The Bachelor of Fine Arts shows are the culmination of senior projects for most student artists. The exhibits will be on display in the UVU Library through April.
On the 3rd floor we have Susan Purdy’s Rise display paired with Tammy Ballard’s Visual Voice, exhibiting sculptures and paintings synchronized in similar colors through May 2.
Role Play, by Laura Trinnamen and Revelation Revolution by Bradley Trinnamen will be paired with Johanthan Hussey’s artwork, on display until April 22.
“The Rise exhibit,” Purdy remarks, “consists of paintings on black backgrounds with minimal paint and an accent color of yellow orchre. The paintings are inspired by artists Barnett Newman and Franz Kiline for making beauty out of the simple.”
“Rising above heartaches and struggles that you encounter in your life,” Purdy said, explaining the exhibit’s message. “Rising above others who bring you down, and most importantly, rising above yourself.”
Purdy tells her story in her paintings about how in life people fail and disappoint you, but in the end one has to rise above it all.
Laura Trinnamen’s genesis of Role Play goes back to a hobby of fashion and clothing design as a young girl. She also explained that her exhibit is inspired by playing dress up.
Her art professor says Laura Trinnamen highlights the paradoxes of the varied roles we play in our own lives through her art.
“They remind us of our own dual natures, paradoxes, and even hypocrisies,” the professor, who would like to remain anonymous, said. “What we see in her images might even be a reflection of what we perceive in our own lives-illusions and fantasy, equality and independence, capability and competence.”
Brad Trinnamen’s Revelation Revolution covers themes from the Christian art world hidden in the book of Revelations. According to his bibliography he was inspired by his youth in the Bible Belt in South Carolina.
“Brad has combined his love for the visual purity of Byzantine art and the rich iconographic tradition from that period with modern graphic design techniques and printmaking,” his bibliography states.
Visual Voice consists of unusual sculptures made from chips of aluminum, fragments of barbed wire, medical tools, uniform buttons, and scraps of metal.
“We live in a beautiful world, but we also live in a dangerous time,” Ballard said.
In the commons in the student center one can find Andrea Christensen’s art depicting reality through graffiti.

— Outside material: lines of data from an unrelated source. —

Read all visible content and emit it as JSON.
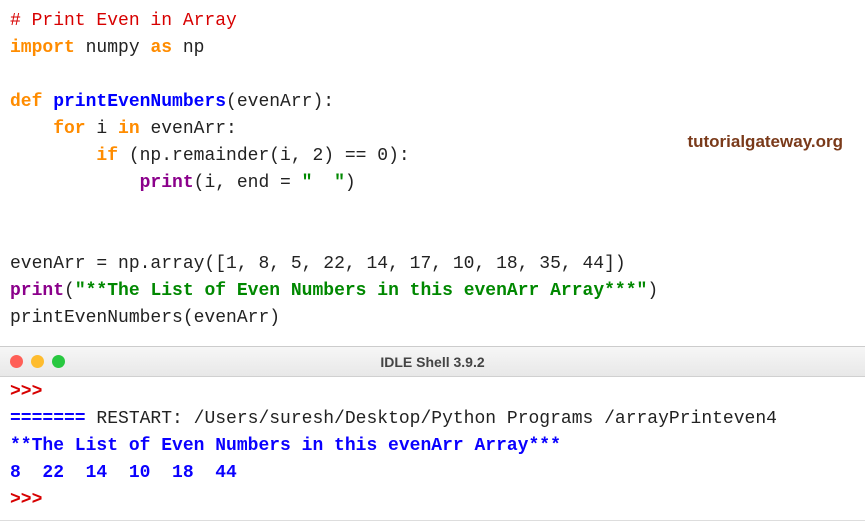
{
  "watermark": "tutorialgateway.org",
  "code": {
    "l1_comment": "# Print Even in Array",
    "l2_import": "import",
    "l2_numpy": " numpy ",
    "l2_as": "as",
    "l2_np": " np",
    "l3_def": "def",
    "l3_fname": " printEvenNumbers",
    "l3_paren": "(evenArr):",
    "l4_for": "    for",
    "l4_i": " i ",
    "l4_in": "in",
    "l4_arr": " evenArr:",
    "l5_if": "        if",
    "l5_cond_a": " (np.remainder(i, ",
    "l5_two": "2",
    "l5_cond_b": ") == ",
    "l5_zero": "0",
    "l5_cond_c": "):",
    "l6_indent": "            ",
    "l6_print": "print",
    "l6_args_a": "(i, end = ",
    "l6_str": "\"  \"",
    "l6_args_b": ")",
    "l7_assign": "evenArr = np.array([",
    "l7_nums": "1, 8, 5, 22, 14, 17, 10, 18, 35, 44",
    "l7_close": "])",
    "l8_print": "print",
    "l8_open": "(",
    "l8_str": "\"**The List of Even Numbers in this evenArr Array***\"",
    "l8_close": ")",
    "l9_call": "printEvenNumbers(evenArr)"
  },
  "shell": {
    "title": "IDLE Shell 3.9.2",
    "prompt_top": ">>>",
    "sep": "======= ",
    "restart": "RESTART: /Users/suresh/Desktop/Python Programs /arrayPrinteven4",
    "out1": "**The List of Even Numbers in this evenArr Array***",
    "out2": "8  22  14  10  18  44",
    "prompt_bottom": ">>> "
  }
}
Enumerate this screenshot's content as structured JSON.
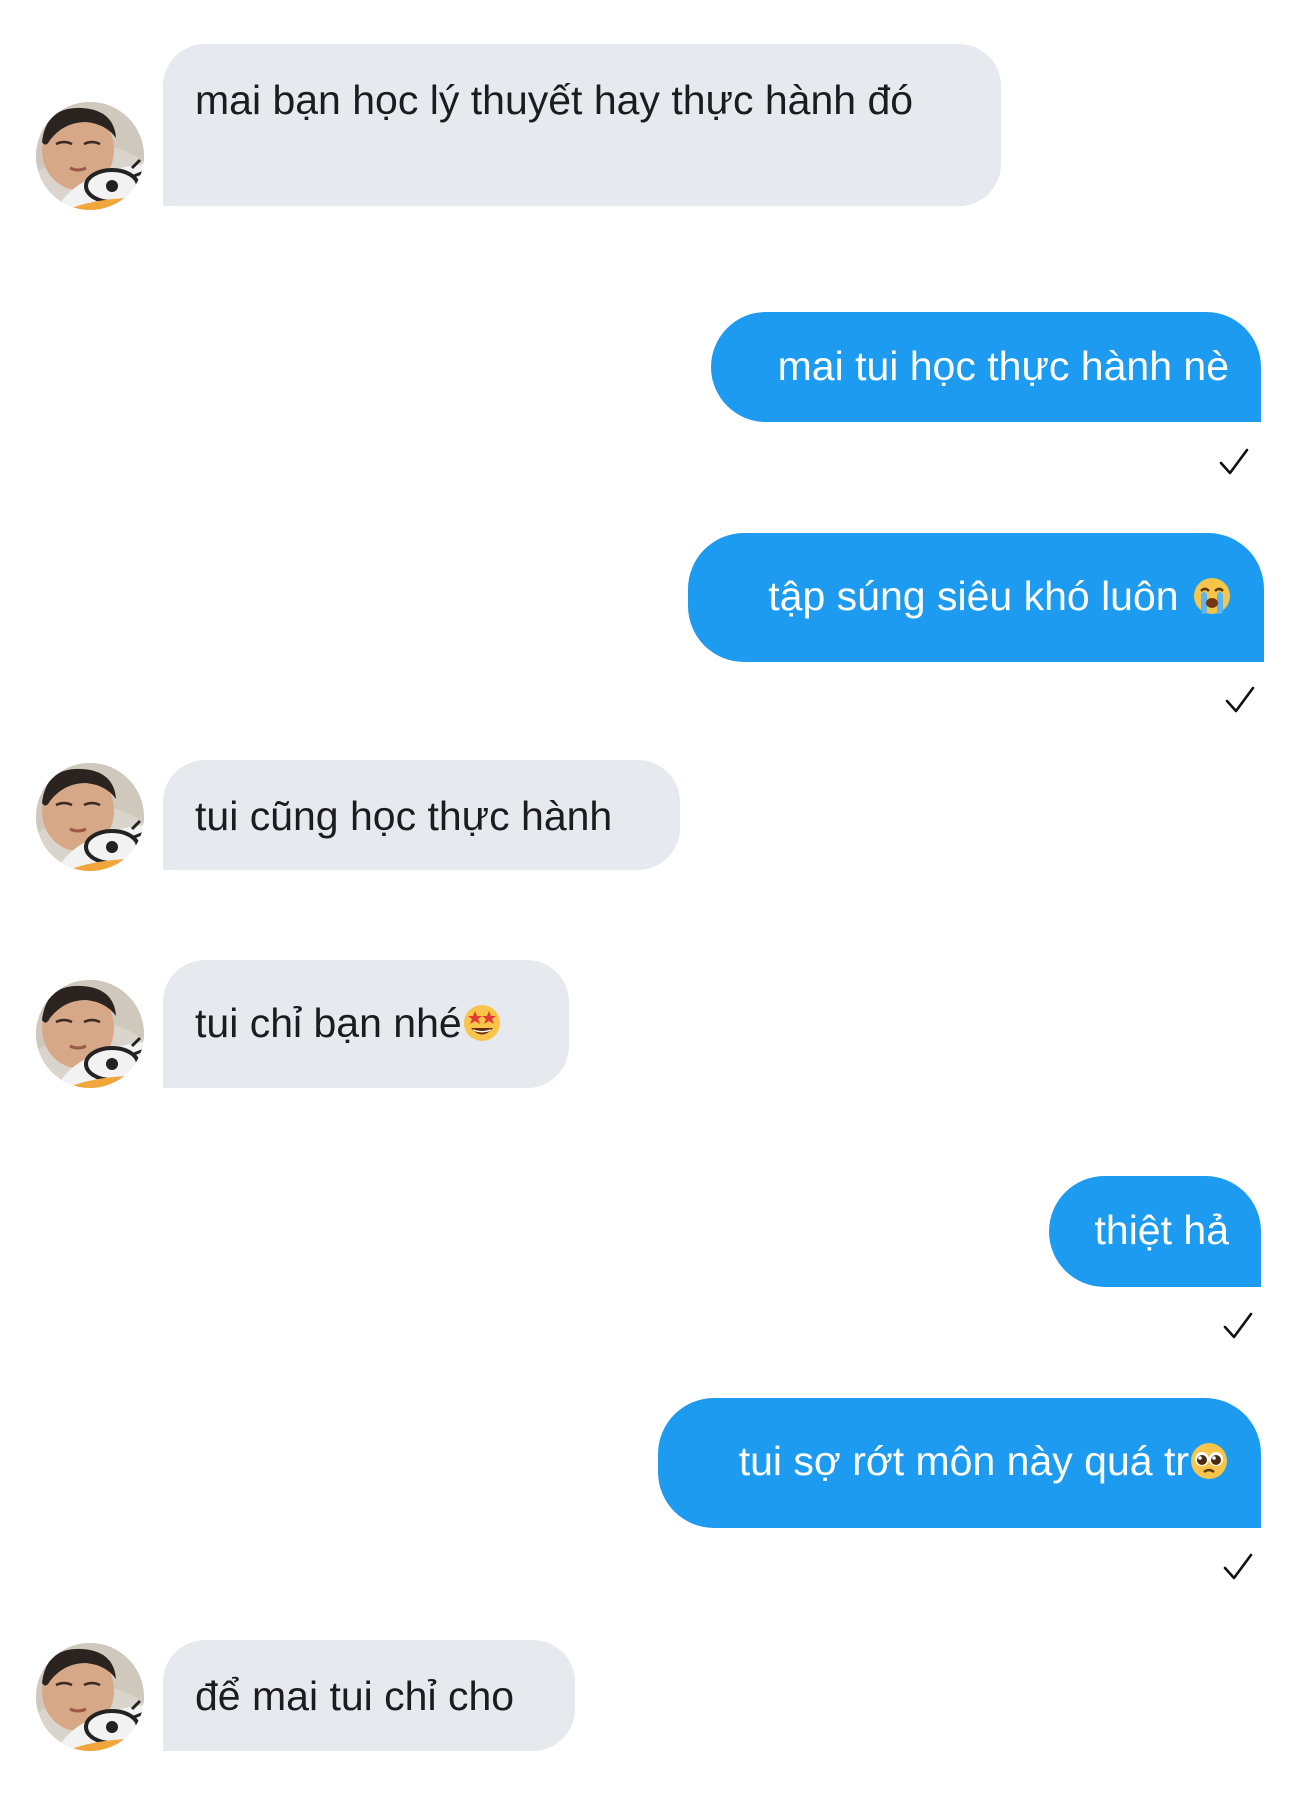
{
  "messages": [
    {
      "side": "in",
      "text": "mai bạn học lý thuyết hay thực hành đó"
    },
    {
      "side": "out",
      "text": "mai tui học thực hành nè",
      "status": "sent-check-icon"
    },
    {
      "side": "out",
      "text": "tập súng siêu khó luôn",
      "emoji": "loudly-crying-face-emoji",
      "status": "sent-check-icon"
    },
    {
      "side": "in",
      "text": "tui cũng học thực hành"
    },
    {
      "side": "in",
      "text": "tui chỉ bạn nhé",
      "emoji": "star-struck-face-emoji"
    },
    {
      "side": "out",
      "text": "thiệt hả",
      "status": "sent-check-icon"
    },
    {
      "side": "out",
      "text": "tui sợ rớt môn này quá tr",
      "emoji": "pleading-face-emoji",
      "status": "sent-check-icon"
    },
    {
      "side": "in",
      "text": "để mai tui chỉ cho"
    }
  ],
  "colors": {
    "incoming_bubble": "#e6e9ee",
    "outgoing_bubble": "#1d9bf0",
    "incoming_text": "#1c1c1e",
    "outgoing_text": "#ffffff",
    "background": "#ffffff"
  }
}
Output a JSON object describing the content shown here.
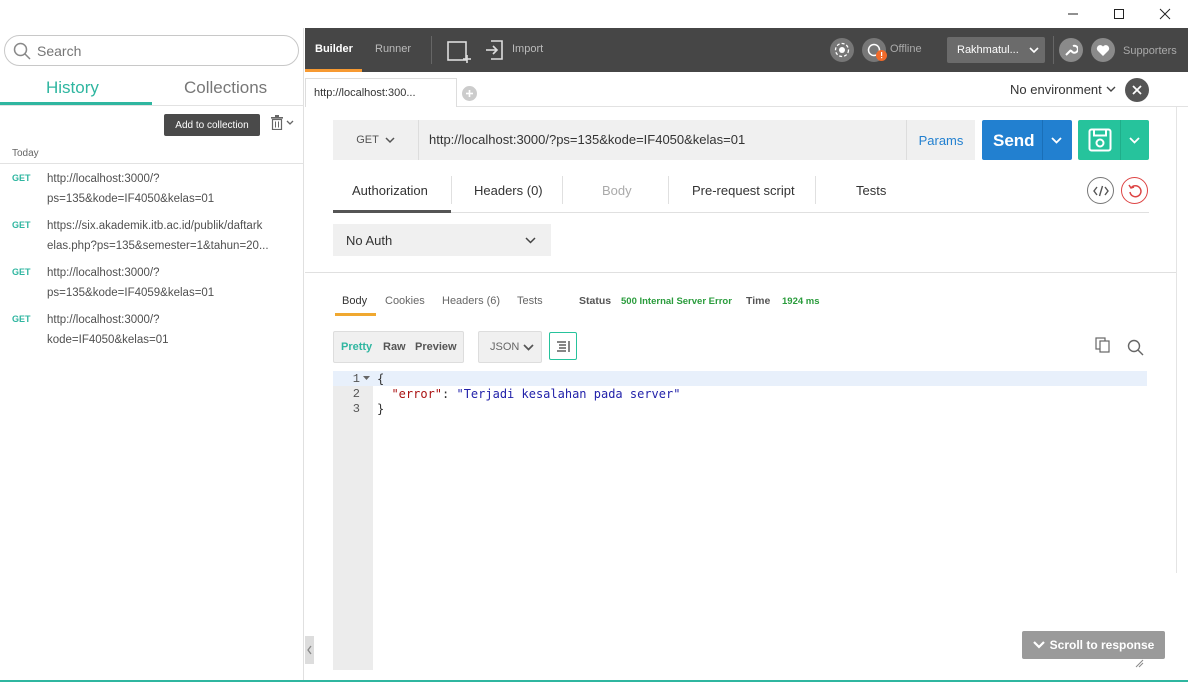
{
  "window": {
    "controls": [
      "minimize-icon",
      "maximize-icon",
      "close-icon"
    ]
  },
  "sidebar": {
    "search_placeholder": "Search",
    "tabs": {
      "history": "History",
      "collections": "Collections"
    },
    "add_to_collection": "Add to collection",
    "section_today": "Today",
    "history": [
      {
        "method": "GET",
        "line1": "http://localhost:3000/?",
        "line2": "ps=135&kode=IF4050&kelas=01"
      },
      {
        "method": "GET",
        "line1": "https://six.akademik.itb.ac.id/publik/daftark",
        "line2": "elas.php?ps=135&semester=1&tahun=20..."
      },
      {
        "method": "GET",
        "line1": "http://localhost:3000/?",
        "line2": "ps=135&kode=IF4059&kelas=01"
      },
      {
        "method": "GET",
        "line1": "http://localhost:3000/?",
        "line2": "kode=IF4050&kelas=01"
      }
    ]
  },
  "topbar": {
    "builder": "Builder",
    "runner": "Runner",
    "import": "Import",
    "offline": "Offline",
    "user": "Rakhmatul...",
    "supporters": "Supporters"
  },
  "tabstrip": {
    "active_tab": "http://localhost:300...",
    "environment": "No environment"
  },
  "request": {
    "method": "GET",
    "url": "http://localhost:3000/?ps=135&kode=IF4050&kelas=01",
    "params": "Params",
    "send": "Send",
    "tabs": [
      "Authorization",
      "Headers (0)",
      "Body",
      "Pre-request script",
      "Tests"
    ],
    "auth_type": "No Auth"
  },
  "response": {
    "tabs": [
      "Body",
      "Cookies",
      "Headers (6)",
      "Tests"
    ],
    "status_label": "Status",
    "status_value": "500 Internal Server Error",
    "time_label": "Time",
    "time_value": "1924 ms",
    "formats": [
      "Pretty",
      "Raw",
      "Preview"
    ],
    "language": "JSON",
    "code_lines": [
      "{",
      "  \"error\": \"Terjadi kesalahan pada server\"",
      "}"
    ],
    "json_key": "\"error\"",
    "json_value": "\"Terjadi kesalahan pada server\"",
    "line_numbers": [
      "1",
      "2",
      "3"
    ],
    "scroll_to_response": "Scroll to response"
  },
  "colors": {
    "accent_green": "#2fb6a0",
    "send_blue": "#2280d0",
    "save_green": "#26c39c",
    "builder_orange": "#f79a32",
    "status_green": "#2a9c3c"
  }
}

According to Christensen, the art work is self-revealing of his teenage years growing up in the suburbs of Los Angeles.
“I am exploring what ‘real’ means. I went to look further, past the appearance of objects. What is real is more than just how objects appear . visual descriptions of what I collectively experience with my body, mind, and sprit,” Christensen said.
He invites the viewers to look beyond the visual presentation to see a fusion unfold of all experiences and go closer to what is real.